SD card slot
A: Only the Note10+
According to a reliable source, we can confirm that only the Note10+ will have a microSD card slot. This had been previously rumored. The smaller Note10 will not have a microSD slot. As to the 5G version, we aren't certain, but I would lean in the direction it having one given we believe the Note10+ 5G will be based on the 4G Note10+. Why would Samsung remove the SD card slot from the smaller phone? It's anybody's guess - it could be a way to upsell the larger device, or a space limitation, we just don't know. It'll be the first Note without an SD card slot since the Note5.
A: Too many conflicting rumors to know, but probably between 4000-4500mAh depending on model
Rumors to date have suggested the Note10 and 10+ could have batteries ranging between 4000 and 4500mAh. One site - a not-very-reliable one, I might add - even claims both the smaller and larger Notes will share 4170mAh batteries, which seems incredibly unlikely. Samsung insider IceUniverse suggests the 4G Note10+ could have a 4500mAh battery and faster 25W charging, while Galaxy Club (not what I'd call a reputable source) even suggests the utterly improbably scenario that the smaller phone will have a 3400mAh battery.

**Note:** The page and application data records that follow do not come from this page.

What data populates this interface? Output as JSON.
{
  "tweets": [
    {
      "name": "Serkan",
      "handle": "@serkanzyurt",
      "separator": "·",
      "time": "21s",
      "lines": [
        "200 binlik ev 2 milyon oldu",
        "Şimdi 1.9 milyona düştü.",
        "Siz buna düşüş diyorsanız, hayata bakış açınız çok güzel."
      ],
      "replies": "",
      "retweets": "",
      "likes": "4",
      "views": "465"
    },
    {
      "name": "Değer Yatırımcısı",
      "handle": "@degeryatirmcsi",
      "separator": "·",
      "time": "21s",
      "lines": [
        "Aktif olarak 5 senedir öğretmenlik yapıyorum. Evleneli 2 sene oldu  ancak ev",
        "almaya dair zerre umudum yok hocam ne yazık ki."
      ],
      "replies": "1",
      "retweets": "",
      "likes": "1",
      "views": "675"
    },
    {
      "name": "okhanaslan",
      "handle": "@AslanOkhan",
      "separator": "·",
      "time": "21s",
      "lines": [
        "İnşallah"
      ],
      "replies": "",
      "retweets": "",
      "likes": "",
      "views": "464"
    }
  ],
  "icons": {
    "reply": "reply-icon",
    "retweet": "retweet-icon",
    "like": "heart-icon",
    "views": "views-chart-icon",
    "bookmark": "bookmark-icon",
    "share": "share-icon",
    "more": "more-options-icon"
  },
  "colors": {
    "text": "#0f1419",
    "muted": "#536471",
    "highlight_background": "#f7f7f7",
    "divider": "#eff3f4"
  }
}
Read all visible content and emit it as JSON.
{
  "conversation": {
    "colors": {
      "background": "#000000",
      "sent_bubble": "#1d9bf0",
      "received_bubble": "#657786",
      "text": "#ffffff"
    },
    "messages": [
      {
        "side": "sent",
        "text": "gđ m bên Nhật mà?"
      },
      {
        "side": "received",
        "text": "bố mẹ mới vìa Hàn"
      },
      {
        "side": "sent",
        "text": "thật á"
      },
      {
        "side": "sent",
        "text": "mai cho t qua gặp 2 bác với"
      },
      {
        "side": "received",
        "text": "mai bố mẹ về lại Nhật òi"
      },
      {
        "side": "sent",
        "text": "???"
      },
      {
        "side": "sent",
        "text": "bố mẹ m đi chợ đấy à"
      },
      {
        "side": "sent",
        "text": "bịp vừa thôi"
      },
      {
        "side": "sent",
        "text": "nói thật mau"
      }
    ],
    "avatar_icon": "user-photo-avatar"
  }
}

Here's what we can tell you: it's very, very, very likely that Samsung is deliberately obfuscating the size of the battery in devices used for testing by carriers and technical assurance partners so that leakers are conflicting with one another. This is standard prototype data obfuscation, and you see it very commonly in unreleased phones during testing. Until we see specifications leaked from marketing or technical materials, these numbers are basically placeholders as far as I'm concerned, apart maybe from IceUniverse, who I am more inclined to trust.
A: We don't know about new features, but no, it probably doesn't have a camera inside.
A rumor published earlier this year set blogs on fire across the web claiming that Samsung could put a camera inside the Galaxy Note's S Pen. Speaking to our sources to date, everything indicates that the Galaxy Note10's S Pen will be largely indistinguishable from the S Pen of the Note9, which was the first major overhaul of the pen's design in some years. A hidden camera, therefore, seems incredibly unlikely. Such a feature sounds extremely finicky, expensive, and probably very unreliable. The S Pen doesn't even have a proper battery - just a supercapacitor with extremely limited life outside the phone. A camera utilizing such a tiny power source seems nigh impossible.
If there are any other topics you'd like to see covered in this post, be sure to let us know in the comments below.